(Dataset rows describing interfaces)

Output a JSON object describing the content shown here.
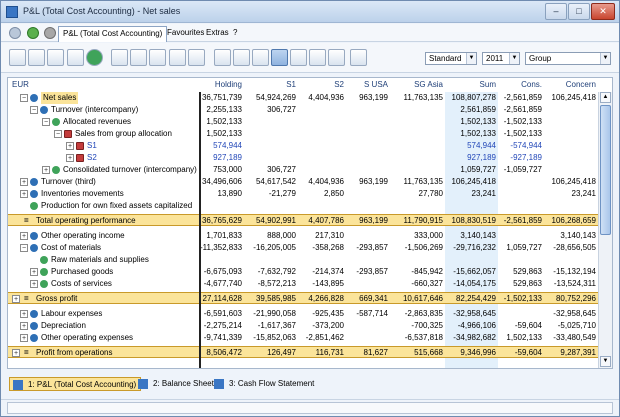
{
  "window": {
    "title": "P&L (Total Cost Accounting) - Net sales",
    "minimize": "–",
    "maximize": "□",
    "close": "✕"
  },
  "menu": {
    "active_tab": "P&L (Total Cost Accounting)",
    "items": [
      "Favourites",
      "Extras",
      "?"
    ]
  },
  "toolbar": {
    "scenario": "Standard",
    "year": "2011",
    "group": "Group"
  },
  "grid": {
    "corner_label": "EUR",
    "columns": [
      "Holding",
      "S1",
      "S2",
      "S USA",
      "SG Asia",
      "Sum",
      "Cons.",
      "Concern"
    ],
    "rows": [
      {
        "label": "Net sales",
        "values": [
          "36,751,739",
          "54,924,269",
          "4,404,936",
          "963,199",
          "11,763,135",
          "108,807,278",
          "-2,561,859",
          "106,245,418"
        ]
      },
      {
        "label": "Turnover (intercompany)",
        "values": [
          "2,255,133",
          "306,727",
          "",
          "",
          "",
          "2,561,859",
          "-2,561,859",
          ""
        ]
      },
      {
        "label": "Allocated revenues",
        "values": [
          "1,502,133",
          "",
          "",
          "",
          "",
          "1,502,133",
          "-1,502,133",
          ""
        ]
      },
      {
        "label": "Sales from group allocation",
        "values": [
          "1,502,133",
          "",
          "",
          "",
          "",
          "1,502,133",
          "-1,502,133",
          ""
        ]
      },
      {
        "label": "S1",
        "values": [
          "574,944",
          "",
          "",
          "",
          "",
          "574,944",
          "-574,944",
          ""
        ]
      },
      {
        "label": "S2",
        "values": [
          "927,189",
          "",
          "",
          "",
          "",
          "927,189",
          "-927,189",
          ""
        ]
      },
      {
        "label": "Consolidated turnover (intercompany)",
        "values": [
          "753,000",
          "306,727",
          "",
          "",
          "",
          "1,059,727",
          "-1,059,727",
          ""
        ]
      },
      {
        "label": "Turnover (third)",
        "values": [
          "34,496,606",
          "54,617,542",
          "4,404,936",
          "963,199",
          "11,763,135",
          "106,245,418",
          "",
          "106,245,418"
        ]
      },
      {
        "label": "Inventories movements",
        "values": [
          "13,890",
          "-21,279",
          "2,850",
          "",
          "27,780",
          "23,241",
          "",
          "23,241"
        ]
      },
      {
        "label": "Production for own fixed assets capitalized",
        "values": [
          "",
          "",
          "",
          "",
          "",
          "",
          "",
          ""
        ]
      },
      {
        "label": "Total operating performance",
        "values": [
          "36,765,629",
          "54,902,991",
          "4,407,786",
          "963,199",
          "11,790,915",
          "108,830,519",
          "-2,561,859",
          "106,268,659"
        ]
      },
      {
        "label": "Other operating income",
        "values": [
          "1,701,833",
          "888,000",
          "217,310",
          "",
          "333,000",
          "3,140,143",
          "",
          "3,140,143"
        ]
      },
      {
        "label": "Cost of materials",
        "values": [
          "-11,352,833",
          "-16,205,005",
          "-358,268",
          "-293,857",
          "-1,506,269",
          "-29,716,232",
          "1,059,727",
          "-28,656,505"
        ]
      },
      {
        "label": "Raw materials and supplies",
        "values": [
          "",
          "",
          "",
          "",
          "",
          "",
          "",
          ""
        ]
      },
      {
        "label": "Purchased goods",
        "values": [
          "-6,675,093",
          "-7,632,792",
          "-214,374",
          "-293,857",
          "-845,942",
          "-15,662,057",
          "529,863",
          "-15,132,194"
        ]
      },
      {
        "label": "Costs of services",
        "values": [
          "-4,677,740",
          "-8,572,213",
          "-143,895",
          "",
          "-660,327",
          "-14,054,175",
          "529,863",
          "-13,524,311"
        ]
      },
      {
        "label": "Gross profit",
        "values": [
          "27,114,628",
          "39,585,985",
          "4,266,828",
          "669,341",
          "10,617,646",
          "82,254,429",
          "-1,502,133",
          "80,752,296"
        ]
      },
      {
        "label": "Labour expenses",
        "values": [
          "-6,591,603",
          "-21,990,058",
          "-925,435",
          "-587,714",
          "-2,863,835",
          "-32,958,645",
          "",
          "-32,958,645"
        ]
      },
      {
        "label": "Depreciation",
        "values": [
          "-2,275,214",
          "-1,617,367",
          "-373,200",
          "",
          "-700,325",
          "-4,966,106",
          "-59,604",
          "-5,025,710"
        ]
      },
      {
        "label": "Other operating expenses",
        "values": [
          "-9,741,339",
          "-15,852,063",
          "-2,851,462",
          "",
          "-6,537,818",
          "-34,982,682",
          "1,502,133",
          "-33,480,549"
        ]
      },
      {
        "label": "Profit from operations",
        "values": [
          "8,506,472",
          "126,497",
          "116,731",
          "81,627",
          "515,668",
          "9,346,996",
          "-59,604",
          "9,287,391"
        ]
      }
    ],
    "equals_sign": "="
  },
  "sheets": [
    "1: P&L (Total Cost Accounting)",
    "2: Balance Sheet",
    "3: Cash Flow Statement"
  ],
  "colors": {
    "highlight": "#fbe49a",
    "sum_column": "#e3f0fb",
    "link_blue": "#2247b8"
  }
}
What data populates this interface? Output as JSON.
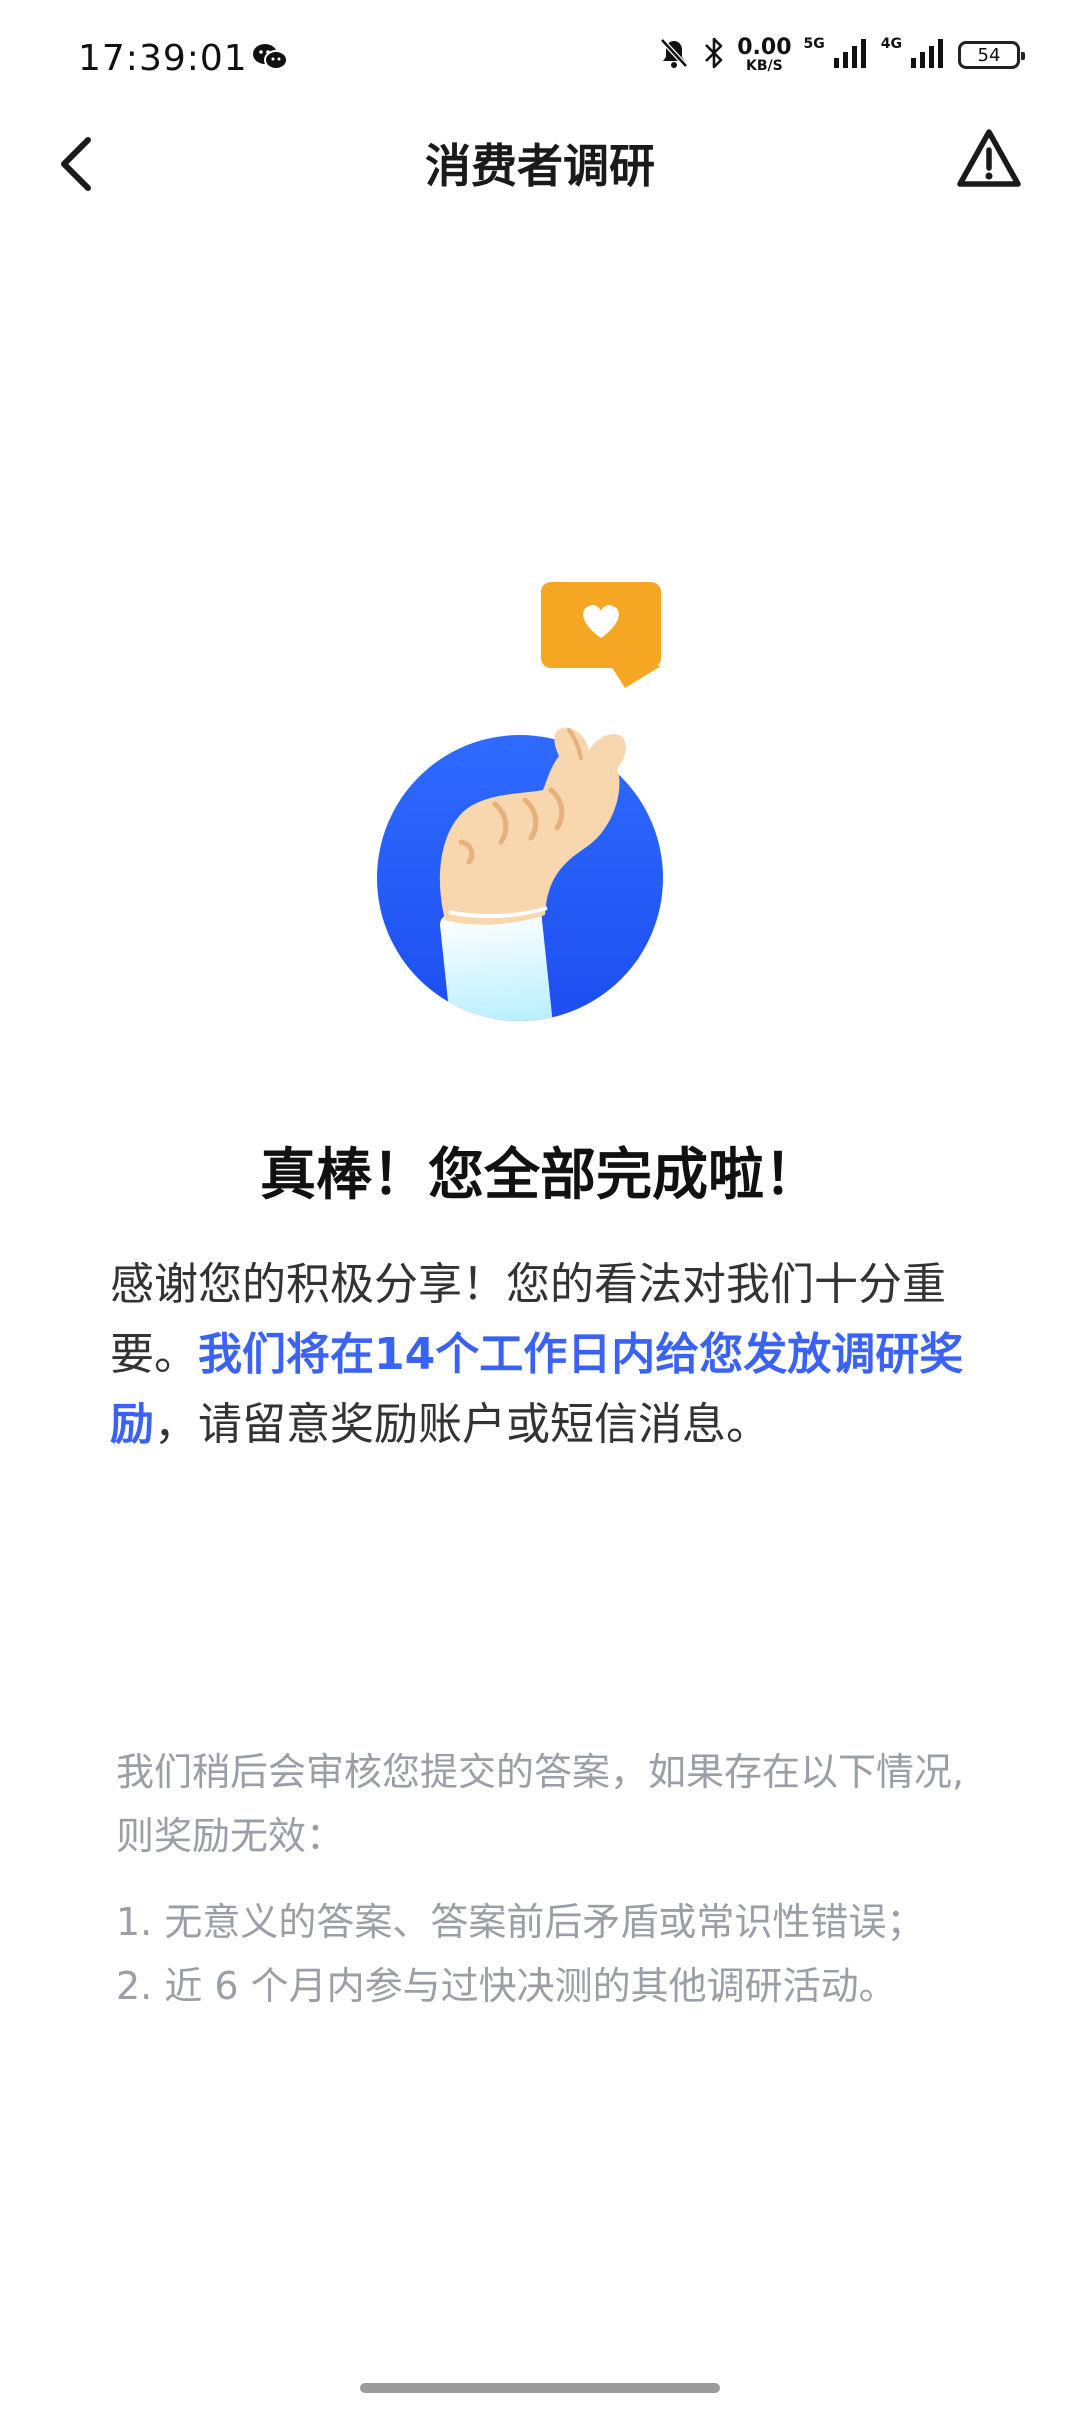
{
  "status_bar": {
    "time": "17:39:01",
    "net_speed_value": "0.00",
    "net_speed_unit": "KB/S",
    "signal1_label": "5G",
    "signal2_label": "4G",
    "battery": "54"
  },
  "header": {
    "title": "消费者调研"
  },
  "main": {
    "headline": "真棒！您全部完成啦！",
    "message_part1": "感谢您的积极分享！您的看法对我们十分重要。",
    "message_highlight": "我们将在14个工作日内给您发放调研奖励",
    "message_part2": "，请留意奖励账户或短信消息。"
  },
  "notice": {
    "intro": "我们稍后会审核您提交的答案，如果存在以下情况,则奖励无效：",
    "rules": [
      "1. 无意义的答案、答案前后矛盾或常识性错误；",
      "2. 近 6 个月内参与过快决测的其他调研活动。"
    ]
  },
  "colors": {
    "accent": "#3a63f5",
    "bubble": "#f5a623",
    "muted_text": "#9a9ea6"
  },
  "icons": [
    "back-arrow-icon",
    "warning-triangle-icon",
    "wechat-icon",
    "bell-muted-icon",
    "bluetooth-icon",
    "signal-icon",
    "battery-icon",
    "heart-icon"
  ]
}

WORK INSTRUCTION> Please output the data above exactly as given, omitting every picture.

RESULT OF THE EXERCISE>
Output a JSON object describing the content shown here.
{
  "window": {
    "title": "P&L (Total Cost Accounting) - Net sales",
    "minimize": "–",
    "maximize": "□",
    "close": "✕"
  },
  "menu": {
    "active_tab": "P&L (Total Cost Accounting)",
    "items": [
      "Favourites",
      "Extras",
      "?"
    ]
  },
  "toolbar": {
    "scenario": "Standard",
    "year": "2011",
    "group": "Group"
  },
  "grid": {
    "corner_label": "EUR",
    "columns": [
      "Holding",
      "S1",
      "S2",
      "S USA",
      "SG Asia",
      "Sum",
      "Cons.",
      "Concern"
    ],
    "rows": [
      {
        "label": "Net sales",
        "values": [
          "36,751,739",
          "54,924,269",
          "4,404,936",
          "963,199",
          "11,763,135",
          "108,807,278",
          "-2,561,859",
          "106,245,418"
        ]
      },
      {
        "label": "Turnover (intercompany)",
        "values": [
          "2,255,133",
          "306,727",
          "",
          "",
          "",
          "2,561,859",
          "-2,561,859",
          ""
        ]
      },
      {
        "label": "Allocated revenues",
        "values": [
          "1,502,133",
          "",
          "",
          "",
          "",
          "1,502,133",
          "-1,502,133",
          ""
        ]
      },
      {
        "label": "Sales from group allocation",
        "values": [
          "1,502,133",
          "",
          "",
          "",
          "",
          "1,502,133",
          "-1,502,133",
          ""
        ]
      },
      {
        "label": "S1",
        "values": [
          "574,944",
          "",
          "",
          "",
          "",
          "574,944",
          "-574,944",
          ""
        ]
      },
      {
        "label": "S2",
        "values": [
          "927,189",
          "",
          "",
          "",
          "",
          "927,189",
          "-927,189",
          ""
        ]
      },
      {
        "label": "Consolidated turnover (intercompany)",
        "values": [
          "753,000",
          "306,727",
          "",
          "",
          "",
          "1,059,727",
          "-1,059,727",
          ""
        ]
      },
      {
        "label": "Turnover (third)",
        "values": [
          "34,496,606",
          "54,617,542",
          "4,404,936",
          "963,199",
          "11,763,135",
          "106,245,418",
          "",
          "106,245,418"
        ]
      },
      {
        "label": "Inventories movements",
        "values": [
          "13,890",
          "-21,279",
          "2,850",
          "",
          "27,780",
          "23,241",
          "",
          "23,241"
        ]
      },
      {
        "label": "Production for own fixed assets capitalized",
        "values": [
          "",
          "",
          "",
          "",
          "",
          "",
          "",
          ""
        ]
      },
      {
        "label": "Total operating performance",
        "values": [
          "36,765,629",
          "54,902,991",
          "4,407,786",
          "963,199",
          "11,790,915",
          "108,830,519",
          "-2,561,859",
          "106,268,659"
        ]
      },
      {
        "label": "Other operating income",
        "values": [
          "1,701,833",
          "888,000",
          "217,310",
          "",
          "333,000",
          "3,140,143",
          "",
          "3,140,143"
        ]
      },
      {
        "label": "Cost of materials",
        "values": [
          "-11,352,833",
          "-16,205,005",
          "-358,268",
          "-293,857",
          "-1,506,269",
          "-29,716,232",
          "1,059,727",
          "-28,656,505"
        ]
      },
      {
        "label": "Raw materials and supplies",
        "values": [
          "",
          "",
          "",
          "",
          "",
          "",
          "",
          ""
        ]
      },
      {
        "label": "Purchased goods",
        "values": [
          "-6,675,093",
          "-7,632,792",
          "-214,374",
          "-293,857",
          "-845,942",
          "-15,662,057",
          "529,863",
          "-15,132,194"
        ]
      },
      {
        "label": "Costs of services",
        "values": [
          "-4,677,740",
          "-8,572,213",
          "-143,895",
          "",
          "-660,327",
          "-14,054,175",
          "529,863",
          "-13,524,311"
        ]
      },
      {
        "label": "Gross profit",
        "values": [
          "27,114,628",
          "39,585,985",
          "4,266,828",
          "669,341",
          "10,617,646",
          "82,254,429",
          "-1,502,133",
          "80,752,296"
        ]
      },
      {
        "label": "Labour expenses",
        "values": [
          "-6,591,603",
          "-21,990,058",
          "-925,435",
          "-587,714",
          "-2,863,835",
          "-32,958,645",
          "",
          "-32,958,645"
        ]
      },
      {
        "label": "Depreciation",
        "values": [
          "-2,275,214",
          "-1,617,367",
          "-373,200",
          "",
          "-700,325",
          "-4,966,106",
          "-59,604",
          "-5,025,710"
        ]
      },
      {
        "label": "Other operating expenses",
        "values": [
          "-9,741,339",
          "-15,852,063",
          "-2,851,462",
          "",
          "-6,537,818",
          "-34,982,682",
          "1,502,133",
          "-33,480,549"
        ]
      },
      {
        "label": "Profit from operations",
        "values": [
          "8,506,472",
          "126,497",
          "116,731",
          "81,627",
          "515,668",
          "9,346,996",
          "-59,604",
          "9,287,391"
        ]
      }
    ],
    "equals_sign": "="
  },
  "sheets": [
    "1: P&L (Total Cost Accounting)",
    "2: Balance Sheet",
    "3: Cash Flow Statement"
  ],
  "colors": {
    "highlight": "#fbe49a",
    "sum_column": "#e3f0fb",
    "link_blue": "#2247b8"
  }
}
What data populates this interface? Output as JSON.
{
  "status_bar": {
    "time": "17:39:01",
    "net_speed_value": "0.00",
    "net_speed_unit": "KB/S",
    "signal1_label": "5G",
    "signal2_label": "4G",
    "battery": "54"
  },
  "header": {
    "title": "消费者调研"
  },
  "main": {
    "headline": "真棒！您全部完成啦！",
    "message_part1": "感谢您的积极分享！您的看法对我们十分重要。",
    "message_highlight": "我们将在14个工作日内给您发放调研奖励",
    "message_part2": "，请留意奖励账户或短信消息。"
  },
  "notice": {
    "intro": "我们稍后会审核您提交的答案，如果存在以下情况,则奖励无效：",
    "rules": [
      "1. 无意义的答案、答案前后矛盾或常识性错误；",
      "2. 近 6 个月内参与过快决测的其他调研活动。"
    ]
  },
  "colors": {
    "accent": "#3a63f5",
    "bubble": "#f5a623",
    "muted_text": "#9a9ea6"
  },
  "icons": [
    "back-arrow-icon",
    "warning-triangle-icon",
    "wechat-icon",
    "bell-muted-icon",
    "bluetooth-icon",
    "signal-icon",
    "battery-icon",
    "heart-icon"
  ]
}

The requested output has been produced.